10. Build effective collaboration and clear communication between technicians and teachers. Do not hesitate to ask a teacher for details about an experiment and how they would like it be set up. Teachers don’t want to be surprised by the kit provided when their attention needs to be fully on their students. Be prepared to suggest alternative approaches, such as labelled carousel activities, microscale experiments and integrated instructions. Work with teachers to ensure you get the equipment back in a suitable way; for example, agree how to dispose of chemicals or biological specimens, rinse glassware and label broken or damaged apparatus.
11. Check CLEAPSS and SSERC for updated guidance and new learning opportunities regularly.

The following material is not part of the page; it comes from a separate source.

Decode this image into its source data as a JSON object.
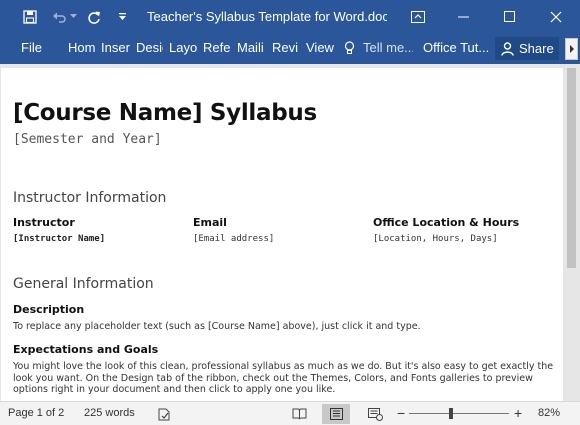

Sign up for their newsletters and follow them on Twitter (@CLEAPSS, @SSERCofficial) too.
12. Finally, always ask for help when needed.